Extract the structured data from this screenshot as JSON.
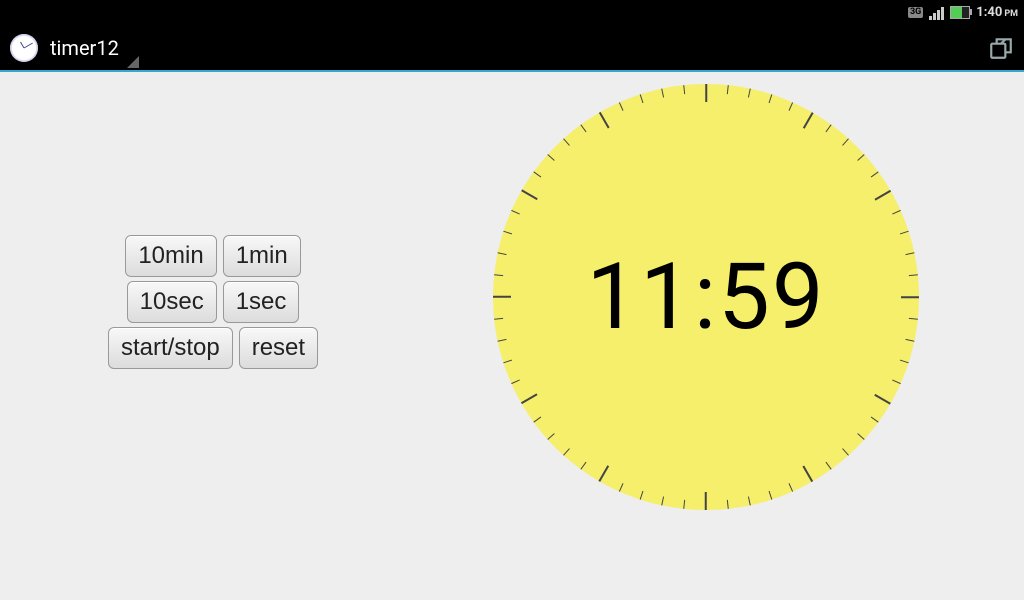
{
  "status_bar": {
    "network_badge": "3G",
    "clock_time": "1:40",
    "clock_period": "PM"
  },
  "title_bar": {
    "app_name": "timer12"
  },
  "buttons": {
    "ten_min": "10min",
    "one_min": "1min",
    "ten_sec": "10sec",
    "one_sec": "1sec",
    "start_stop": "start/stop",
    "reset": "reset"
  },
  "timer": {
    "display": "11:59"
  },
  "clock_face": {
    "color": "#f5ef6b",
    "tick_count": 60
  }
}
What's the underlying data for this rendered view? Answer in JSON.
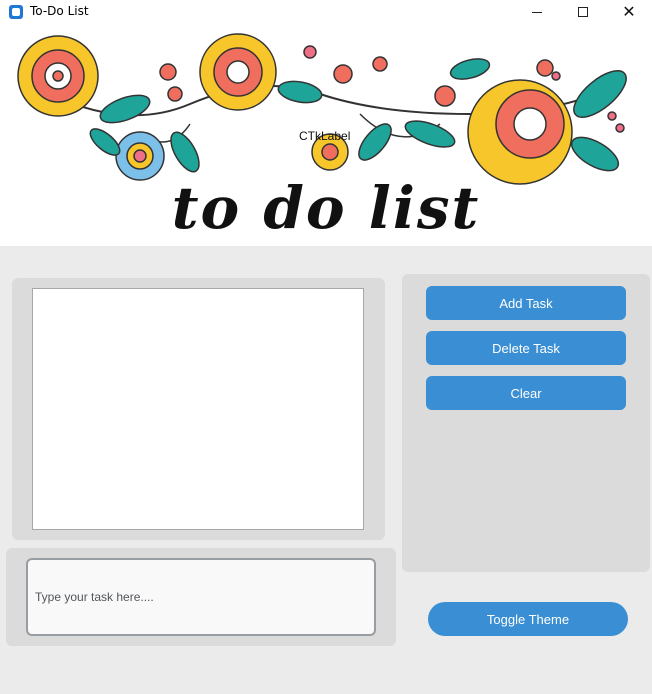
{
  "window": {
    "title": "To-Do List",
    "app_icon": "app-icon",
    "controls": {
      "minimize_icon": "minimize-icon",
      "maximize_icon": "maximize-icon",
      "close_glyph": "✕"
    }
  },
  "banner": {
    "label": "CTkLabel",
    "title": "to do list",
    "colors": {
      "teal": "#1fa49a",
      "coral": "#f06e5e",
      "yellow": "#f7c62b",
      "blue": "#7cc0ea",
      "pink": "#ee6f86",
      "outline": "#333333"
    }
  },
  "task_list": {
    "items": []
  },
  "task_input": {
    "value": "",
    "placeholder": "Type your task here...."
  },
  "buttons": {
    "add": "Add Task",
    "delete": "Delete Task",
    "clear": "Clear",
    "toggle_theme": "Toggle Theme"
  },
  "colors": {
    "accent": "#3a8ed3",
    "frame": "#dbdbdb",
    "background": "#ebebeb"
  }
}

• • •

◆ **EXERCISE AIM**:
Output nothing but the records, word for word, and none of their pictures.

◆ **THE ANSWER**:
Extract the structured data from this screenshot as JSON.
{
  "status_bar": {
    "network_badge": "3G",
    "clock_time": "1:40",
    "clock_period": "PM"
  },
  "title_bar": {
    "app_name": "timer12"
  },
  "buttons": {
    "ten_min": "10min",
    "one_min": "1min",
    "ten_sec": "10sec",
    "one_sec": "1sec",
    "start_stop": "start/stop",
    "reset": "reset"
  },
  "timer": {
    "display": "11:59"
  },
  "clock_face": {
    "color": "#f5ef6b",
    "tick_count": 60
  }
}
What's the underlying data for this rendered view? Answer in JSON.
{
  "window": {
    "title": "To-Do List",
    "app_icon": "app-icon",
    "controls": {
      "minimize_icon": "minimize-icon",
      "maximize_icon": "maximize-icon",
      "close_glyph": "✕"
    }
  },
  "banner": {
    "label": "CTkLabel",
    "title": "to do list",
    "colors": {
      "teal": "#1fa49a",
      "coral": "#f06e5e",
      "yellow": "#f7c62b",
      "blue": "#7cc0ea",
      "pink": "#ee6f86",
      "outline": "#333333"
    }
  },
  "task_list": {
    "items": []
  },
  "task_input": {
    "value": "",
    "placeholder": "Type your task here...."
  },
  "buttons": {
    "add": "Add Task",
    "delete": "Delete Task",
    "clear": "Clear",
    "toggle_theme": "Toggle Theme"
  },
  "colors": {
    "accent": "#3a8ed3",
    "frame": "#dbdbdb",
    "background": "#ebebeb"
  }
}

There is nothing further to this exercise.